DATASET:
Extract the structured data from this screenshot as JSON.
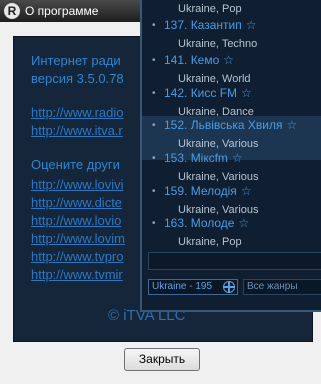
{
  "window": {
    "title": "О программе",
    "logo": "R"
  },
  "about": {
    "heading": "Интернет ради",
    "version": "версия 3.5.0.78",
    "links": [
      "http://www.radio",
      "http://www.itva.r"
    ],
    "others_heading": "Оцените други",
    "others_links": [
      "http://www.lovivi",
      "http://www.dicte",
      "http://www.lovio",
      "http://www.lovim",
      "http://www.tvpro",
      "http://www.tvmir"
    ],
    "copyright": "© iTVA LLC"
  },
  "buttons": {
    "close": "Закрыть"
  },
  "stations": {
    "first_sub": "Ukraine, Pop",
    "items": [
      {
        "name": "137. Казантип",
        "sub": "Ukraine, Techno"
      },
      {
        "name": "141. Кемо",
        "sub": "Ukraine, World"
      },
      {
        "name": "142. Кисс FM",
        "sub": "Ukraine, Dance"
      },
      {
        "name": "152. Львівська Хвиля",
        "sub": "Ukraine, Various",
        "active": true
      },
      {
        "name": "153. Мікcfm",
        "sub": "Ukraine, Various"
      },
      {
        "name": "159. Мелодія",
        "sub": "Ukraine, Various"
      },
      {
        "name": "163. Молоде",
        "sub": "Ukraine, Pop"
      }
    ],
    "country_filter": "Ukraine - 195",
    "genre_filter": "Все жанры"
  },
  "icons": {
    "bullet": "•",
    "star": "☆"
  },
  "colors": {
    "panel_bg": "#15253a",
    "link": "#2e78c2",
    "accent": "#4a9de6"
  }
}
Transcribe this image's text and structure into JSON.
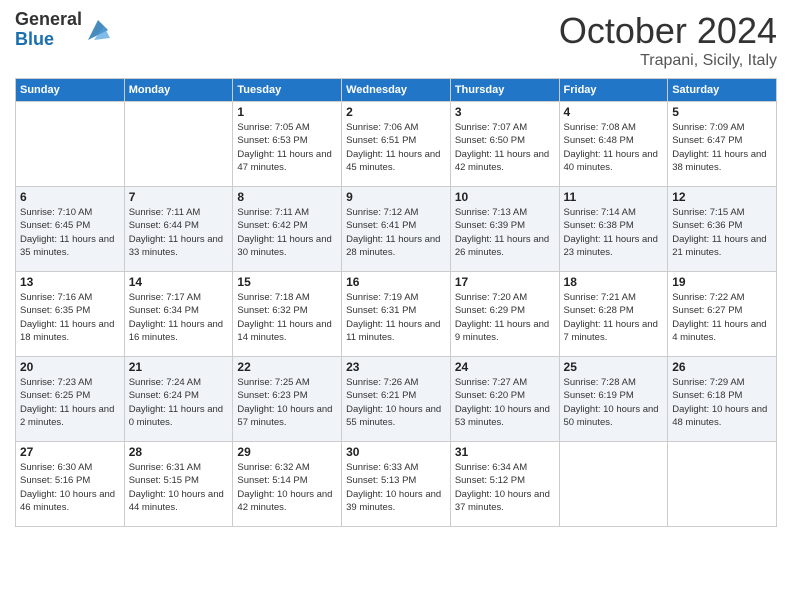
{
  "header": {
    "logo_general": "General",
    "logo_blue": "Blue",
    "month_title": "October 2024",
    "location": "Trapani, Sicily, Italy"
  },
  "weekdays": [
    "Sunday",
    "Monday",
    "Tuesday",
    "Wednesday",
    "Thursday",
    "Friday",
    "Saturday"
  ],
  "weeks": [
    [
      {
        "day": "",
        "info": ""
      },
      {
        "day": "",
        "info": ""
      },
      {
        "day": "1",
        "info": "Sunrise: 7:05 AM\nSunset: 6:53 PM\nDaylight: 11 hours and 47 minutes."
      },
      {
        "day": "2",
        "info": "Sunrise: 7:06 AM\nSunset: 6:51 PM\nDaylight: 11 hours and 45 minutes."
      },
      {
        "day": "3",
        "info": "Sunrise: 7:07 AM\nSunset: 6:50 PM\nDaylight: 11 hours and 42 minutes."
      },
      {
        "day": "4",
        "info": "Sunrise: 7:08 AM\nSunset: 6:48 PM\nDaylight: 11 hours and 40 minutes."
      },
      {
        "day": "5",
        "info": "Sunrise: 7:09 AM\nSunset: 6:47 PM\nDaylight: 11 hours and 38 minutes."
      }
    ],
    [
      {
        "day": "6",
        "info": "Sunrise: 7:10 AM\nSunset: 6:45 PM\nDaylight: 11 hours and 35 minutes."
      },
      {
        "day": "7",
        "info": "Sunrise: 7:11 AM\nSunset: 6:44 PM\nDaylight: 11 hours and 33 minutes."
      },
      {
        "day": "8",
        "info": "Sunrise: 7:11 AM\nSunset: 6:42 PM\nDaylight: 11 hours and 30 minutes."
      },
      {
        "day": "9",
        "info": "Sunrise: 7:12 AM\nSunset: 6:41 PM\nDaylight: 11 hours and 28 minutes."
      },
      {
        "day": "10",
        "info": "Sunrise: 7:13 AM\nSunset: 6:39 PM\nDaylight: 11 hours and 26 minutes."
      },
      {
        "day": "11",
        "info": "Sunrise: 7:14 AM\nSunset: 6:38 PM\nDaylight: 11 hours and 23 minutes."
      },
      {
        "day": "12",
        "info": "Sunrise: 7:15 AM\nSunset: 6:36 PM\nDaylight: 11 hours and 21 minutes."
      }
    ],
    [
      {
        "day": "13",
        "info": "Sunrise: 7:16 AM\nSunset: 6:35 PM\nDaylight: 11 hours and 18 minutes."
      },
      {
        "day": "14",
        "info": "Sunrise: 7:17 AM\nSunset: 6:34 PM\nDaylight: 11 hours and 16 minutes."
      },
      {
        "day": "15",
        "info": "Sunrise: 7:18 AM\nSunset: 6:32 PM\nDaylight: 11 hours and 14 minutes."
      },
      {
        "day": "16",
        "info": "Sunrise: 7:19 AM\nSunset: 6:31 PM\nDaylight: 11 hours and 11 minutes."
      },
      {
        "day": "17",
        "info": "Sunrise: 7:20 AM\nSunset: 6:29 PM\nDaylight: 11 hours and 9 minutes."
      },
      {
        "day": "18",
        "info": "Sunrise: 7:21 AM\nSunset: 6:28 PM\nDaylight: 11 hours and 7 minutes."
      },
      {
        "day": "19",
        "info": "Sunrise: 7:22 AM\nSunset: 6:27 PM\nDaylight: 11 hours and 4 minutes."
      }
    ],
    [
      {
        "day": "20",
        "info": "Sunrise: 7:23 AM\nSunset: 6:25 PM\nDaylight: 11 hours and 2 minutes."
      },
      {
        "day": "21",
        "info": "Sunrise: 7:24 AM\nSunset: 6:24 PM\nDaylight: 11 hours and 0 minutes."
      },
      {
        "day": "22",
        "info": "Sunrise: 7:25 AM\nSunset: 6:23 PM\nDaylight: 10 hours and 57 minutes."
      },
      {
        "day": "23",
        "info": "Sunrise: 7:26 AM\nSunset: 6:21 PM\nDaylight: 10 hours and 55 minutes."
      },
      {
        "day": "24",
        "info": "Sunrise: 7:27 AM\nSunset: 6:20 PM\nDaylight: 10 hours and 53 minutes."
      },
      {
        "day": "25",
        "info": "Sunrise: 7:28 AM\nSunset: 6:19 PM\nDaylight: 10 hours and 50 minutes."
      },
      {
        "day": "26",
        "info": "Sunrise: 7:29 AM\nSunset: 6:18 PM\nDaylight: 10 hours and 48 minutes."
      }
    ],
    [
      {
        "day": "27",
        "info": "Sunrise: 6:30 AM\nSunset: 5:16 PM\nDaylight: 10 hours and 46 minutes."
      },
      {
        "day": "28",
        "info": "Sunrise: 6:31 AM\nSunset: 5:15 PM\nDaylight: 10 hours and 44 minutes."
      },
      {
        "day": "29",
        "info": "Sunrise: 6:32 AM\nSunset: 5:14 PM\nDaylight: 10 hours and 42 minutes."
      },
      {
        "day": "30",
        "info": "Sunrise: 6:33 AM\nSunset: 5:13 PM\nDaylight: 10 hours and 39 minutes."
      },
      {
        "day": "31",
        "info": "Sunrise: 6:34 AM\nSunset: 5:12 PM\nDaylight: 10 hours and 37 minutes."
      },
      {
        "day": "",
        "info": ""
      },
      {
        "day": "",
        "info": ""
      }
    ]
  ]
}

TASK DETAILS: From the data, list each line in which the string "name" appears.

TASK SOLUTION:
        "name": "137. Казантип",
        "name": "141. Кемо",
        "name": "142. Кисс FM",
        "name": "152. Львівська Хвиля",
        "name": "153. Мікcfm",
        "name": "159. Мелодія",
        "name": "163. Молоде",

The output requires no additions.